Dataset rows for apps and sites
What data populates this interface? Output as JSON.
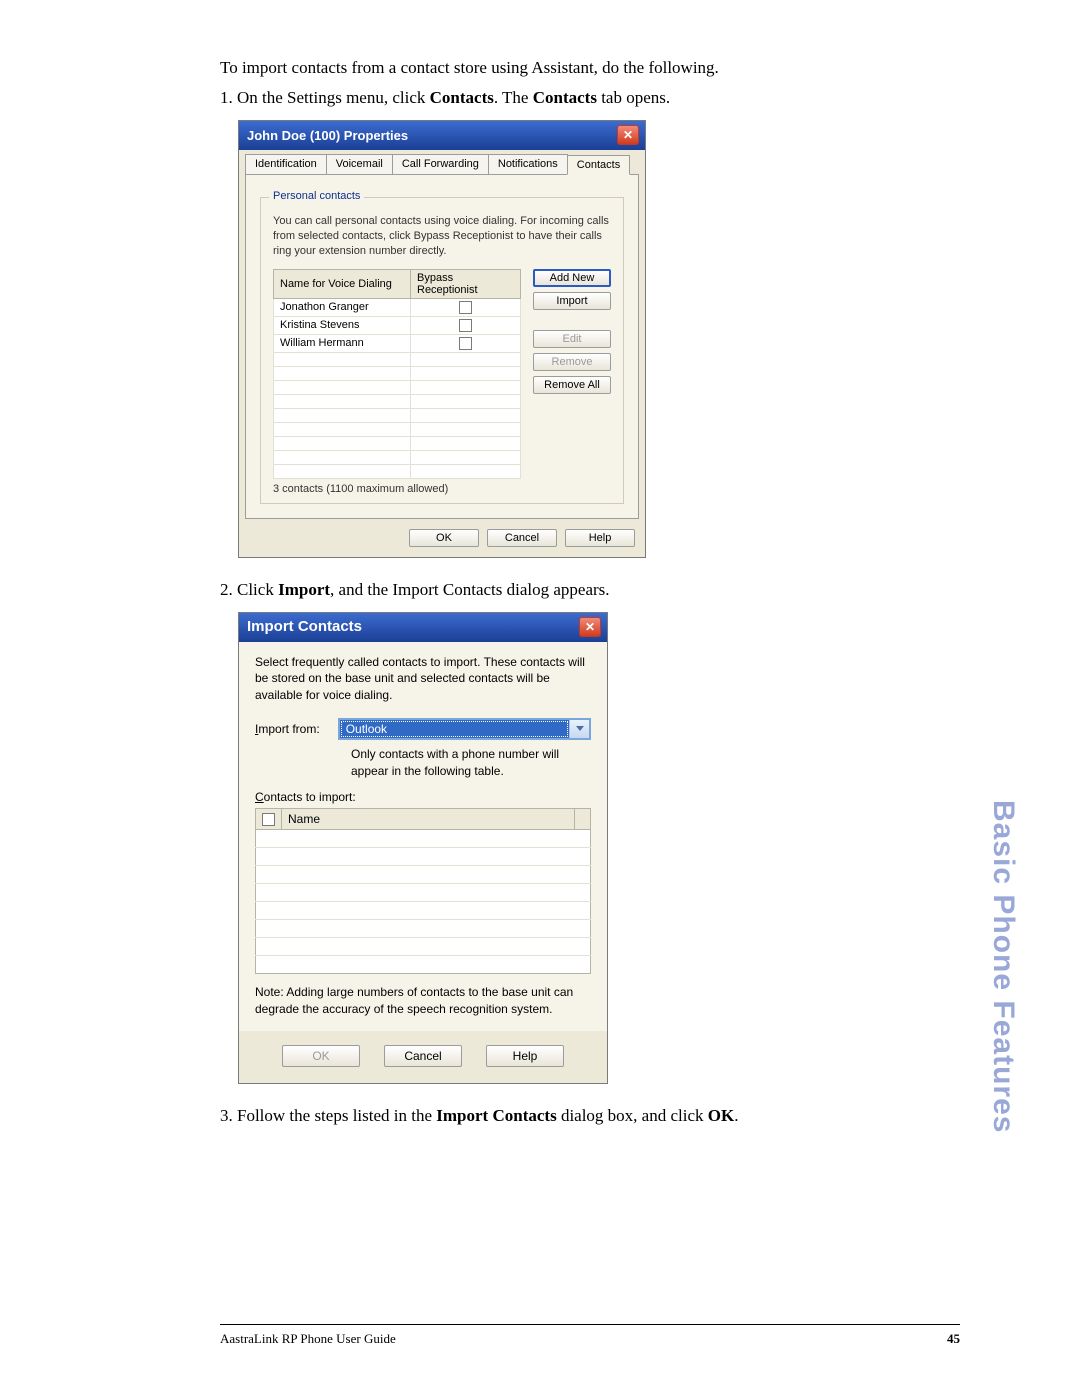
{
  "intro_text": "To import contacts from a contact store using Assistant, do the following.",
  "step1": {
    "num": "1.",
    "pre": " On the Settings menu, click ",
    "bold1": "Contacts",
    "mid": ". The ",
    "bold2": "Contacts",
    "post": " tab opens."
  },
  "props_dialog": {
    "title": "John Doe (100) Properties",
    "tabs": [
      "Identification",
      "Voicemail",
      "Call Forwarding",
      "Notifications",
      "Contacts"
    ],
    "legend": "Personal contacts",
    "desc": "You can call personal contacts using voice dialing.  For incoming calls from selected contacts, click Bypass Receptionist to have their calls ring your extension number directly.",
    "col_name": "Name for Voice Dialing",
    "col_bypass": "Bypass Receptionist",
    "rows": [
      "Jonathon Granger",
      "Kristina Stevens",
      "William Hermann"
    ],
    "buttons": {
      "add_new": "Add New",
      "import": "Import",
      "edit": "Edit",
      "remove": "Remove",
      "remove_all": "Remove All"
    },
    "hint": "3 contacts (1100 maximum allowed)",
    "ok": "OK",
    "cancel": "Cancel",
    "help": "Help"
  },
  "step2": {
    "num": "2.",
    "pre": " Click ",
    "bold1": "Import",
    "post": ", and the Import Contacts dialog appears."
  },
  "import_dialog": {
    "title": "Import Contacts",
    "para": "Select frequently called contacts to import.  These contacts will be stored on the base unit and selected contacts will be available for voice dialing.",
    "import_from_label_pre": "I",
    "import_from_label_post": "mport from:",
    "select_value": "Outlook",
    "only_note": "Only contacts with a phone number will appear in the following table.",
    "contacts_to_import_pre": "C",
    "contacts_to_import_post": "ontacts to import:",
    "col_name": "Name",
    "warn": "Note:  Adding large numbers of contacts to the base unit can degrade the accuracy of the speech recognition system.",
    "ok": "OK",
    "cancel": "Cancel",
    "help": "Help"
  },
  "step3": {
    "num": "3.",
    "pre": " Follow the steps listed in the ",
    "bold1": "Import Contacts",
    "mid": " dialog box, and click ",
    "bold2": "OK",
    "post": "."
  },
  "side_text": "Basic Phone Features",
  "footer_left": "AastraLink RP Phone User Guide",
  "footer_page": "45"
}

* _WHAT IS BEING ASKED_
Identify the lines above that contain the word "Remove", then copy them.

* _FINAL ANSWER_
      "remove": "Remove",
      "remove_all": "Remove All"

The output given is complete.